[Excerpts from an interface dataset]
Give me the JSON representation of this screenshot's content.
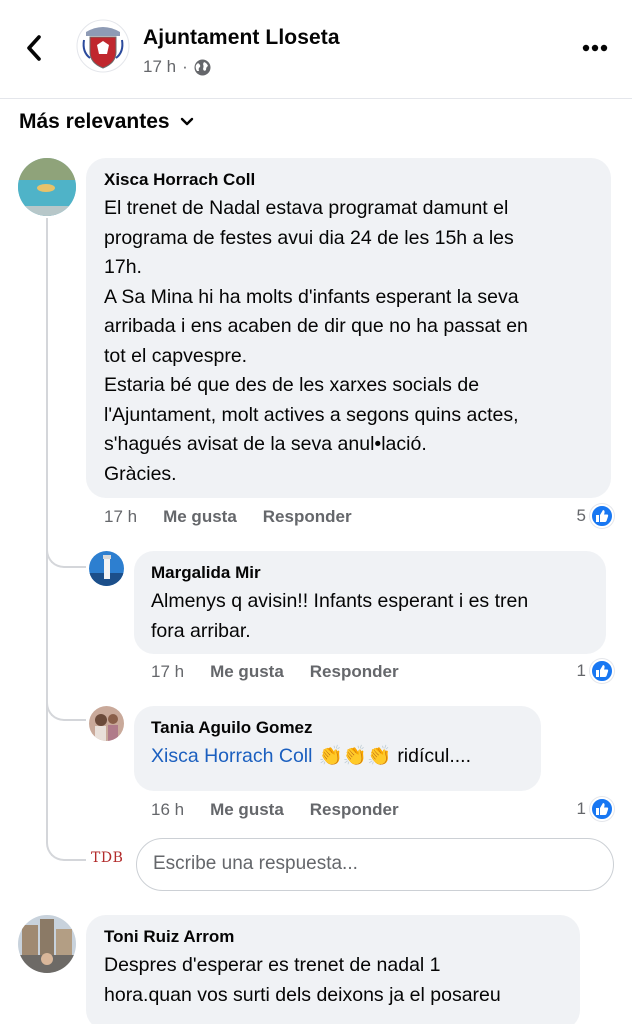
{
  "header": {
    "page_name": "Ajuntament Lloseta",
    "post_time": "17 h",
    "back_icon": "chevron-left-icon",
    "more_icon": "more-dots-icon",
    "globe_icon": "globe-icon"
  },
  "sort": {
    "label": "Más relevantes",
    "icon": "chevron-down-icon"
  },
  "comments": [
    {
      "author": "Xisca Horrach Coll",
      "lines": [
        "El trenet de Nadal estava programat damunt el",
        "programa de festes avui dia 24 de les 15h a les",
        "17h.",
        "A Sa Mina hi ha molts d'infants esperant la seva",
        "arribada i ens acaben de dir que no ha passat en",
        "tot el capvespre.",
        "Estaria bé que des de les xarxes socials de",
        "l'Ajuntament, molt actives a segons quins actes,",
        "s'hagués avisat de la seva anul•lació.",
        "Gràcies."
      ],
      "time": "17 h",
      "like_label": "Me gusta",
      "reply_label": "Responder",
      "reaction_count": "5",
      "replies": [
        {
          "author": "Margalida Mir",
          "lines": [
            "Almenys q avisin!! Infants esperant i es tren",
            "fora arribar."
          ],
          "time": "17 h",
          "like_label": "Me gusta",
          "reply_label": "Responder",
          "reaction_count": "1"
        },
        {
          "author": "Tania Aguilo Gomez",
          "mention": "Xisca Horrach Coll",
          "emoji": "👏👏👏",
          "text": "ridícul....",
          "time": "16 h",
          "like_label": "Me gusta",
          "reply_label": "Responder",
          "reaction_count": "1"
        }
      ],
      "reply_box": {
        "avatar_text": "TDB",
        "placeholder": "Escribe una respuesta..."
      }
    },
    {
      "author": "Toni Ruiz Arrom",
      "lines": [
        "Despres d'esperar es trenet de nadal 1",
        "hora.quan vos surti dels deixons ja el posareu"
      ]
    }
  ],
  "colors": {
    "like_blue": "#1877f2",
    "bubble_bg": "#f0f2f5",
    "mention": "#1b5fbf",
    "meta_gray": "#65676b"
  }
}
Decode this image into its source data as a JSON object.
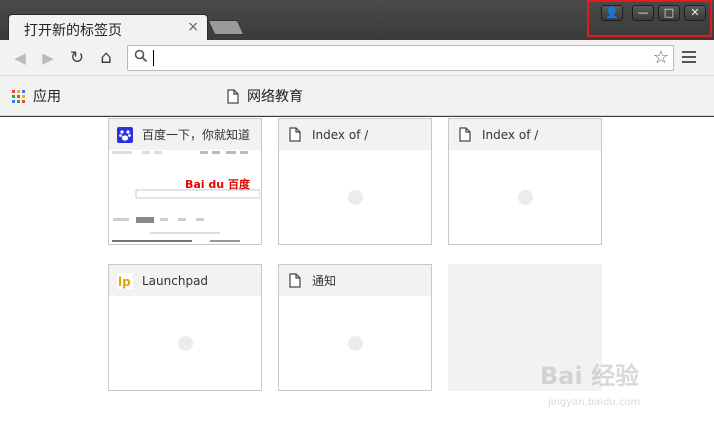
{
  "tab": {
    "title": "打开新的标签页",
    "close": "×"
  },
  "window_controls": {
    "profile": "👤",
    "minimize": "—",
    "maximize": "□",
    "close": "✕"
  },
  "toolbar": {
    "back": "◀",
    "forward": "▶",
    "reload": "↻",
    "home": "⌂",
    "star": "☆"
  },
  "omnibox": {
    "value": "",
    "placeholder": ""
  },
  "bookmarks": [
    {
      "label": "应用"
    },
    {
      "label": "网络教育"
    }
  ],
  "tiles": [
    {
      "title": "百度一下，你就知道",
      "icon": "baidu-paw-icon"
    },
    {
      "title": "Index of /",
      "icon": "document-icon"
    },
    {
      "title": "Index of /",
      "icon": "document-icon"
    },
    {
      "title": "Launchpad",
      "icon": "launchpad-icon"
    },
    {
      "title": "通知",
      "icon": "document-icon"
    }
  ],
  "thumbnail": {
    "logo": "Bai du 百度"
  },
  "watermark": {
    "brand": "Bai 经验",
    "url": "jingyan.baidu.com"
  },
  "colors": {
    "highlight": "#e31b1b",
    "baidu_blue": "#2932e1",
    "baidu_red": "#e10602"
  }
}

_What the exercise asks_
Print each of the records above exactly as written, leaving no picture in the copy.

_Solution for this task_
Give me the JSON representation of this screenshot's content.
{
  "header": {
    "page_name": "Ajuntament Lloseta",
    "post_time": "17 h",
    "back_icon": "chevron-left-icon",
    "more_icon": "more-dots-icon",
    "globe_icon": "globe-icon"
  },
  "sort": {
    "label": "Más relevantes",
    "icon": "chevron-down-icon"
  },
  "comments": [
    {
      "author": "Xisca Horrach Coll",
      "lines": [
        "El trenet de Nadal estava programat damunt el",
        "programa de festes avui dia 24 de les 15h a les",
        "17h.",
        "A Sa Mina hi ha molts d'infants esperant la seva",
        "arribada i ens acaben de dir que no ha passat en",
        "tot el capvespre.",
        "Estaria bé que des de les xarxes socials de",
        "l'Ajuntament, molt actives a segons quins actes,",
        "s'hagués avisat de la seva anul•lació.",
        "Gràcies."
      ],
      "time": "17 h",
      "like_label": "Me gusta",
      "reply_label": "Responder",
      "reaction_count": "5",
      "replies": [
        {
          "author": "Margalida Mir",
          "lines": [
            "Almenys q avisin!! Infants esperant i es tren",
            "fora arribar."
          ],
          "time": "17 h",
          "like_label": "Me gusta",
          "reply_label": "Responder",
          "reaction_count": "1"
        },
        {
          "author": "Tania Aguilo Gomez",
          "mention": "Xisca Horrach Coll",
          "emoji": "👏👏👏",
          "text": "ridícul....",
          "time": "16 h",
          "like_label": "Me gusta",
          "reply_label": "Responder",
          "reaction_count": "1"
        }
      ],
      "reply_box": {
        "avatar_text": "TDB",
        "placeholder": "Escribe una respuesta..."
      }
    },
    {
      "author": "Toni Ruiz Arrom",
      "lines": [
        "Despres d'esperar es trenet de nadal 1",
        "hora.quan vos surti dels deixons ja el posareu"
      ]
    }
  ],
  "colors": {
    "like_blue": "#1877f2",
    "bubble_bg": "#f0f2f5",
    "mention": "#1b5fbf",
    "meta_gray": "#65676b"
  }
}
Decode this image into its source data as a JSON object.
{
  "tab": {
    "title": "打开新的标签页",
    "close": "×"
  },
  "window_controls": {
    "profile": "👤",
    "minimize": "—",
    "maximize": "□",
    "close": "✕"
  },
  "toolbar": {
    "back": "◀",
    "forward": "▶",
    "reload": "↻",
    "home": "⌂",
    "star": "☆"
  },
  "omnibox": {
    "value": "",
    "placeholder": ""
  },
  "bookmarks": [
    {
      "label": "应用"
    },
    {
      "label": "网络教育"
    }
  ],
  "tiles": [
    {
      "title": "百度一下，你就知道",
      "icon": "baidu-paw-icon"
    },
    {
      "title": "Index of /",
      "icon": "document-icon"
    },
    {
      "title": "Index of /",
      "icon": "document-icon"
    },
    {
      "title": "Launchpad",
      "icon": "launchpad-icon"
    },
    {
      "title": "通知",
      "icon": "document-icon"
    }
  ],
  "thumbnail": {
    "logo": "Bai du 百度"
  },
  "watermark": {
    "brand": "Bai 经验",
    "url": "jingyan.baidu.com"
  },
  "colors": {
    "highlight": "#e31b1b",
    "baidu_blue": "#2932e1",
    "baidu_red": "#e10602"
  }
}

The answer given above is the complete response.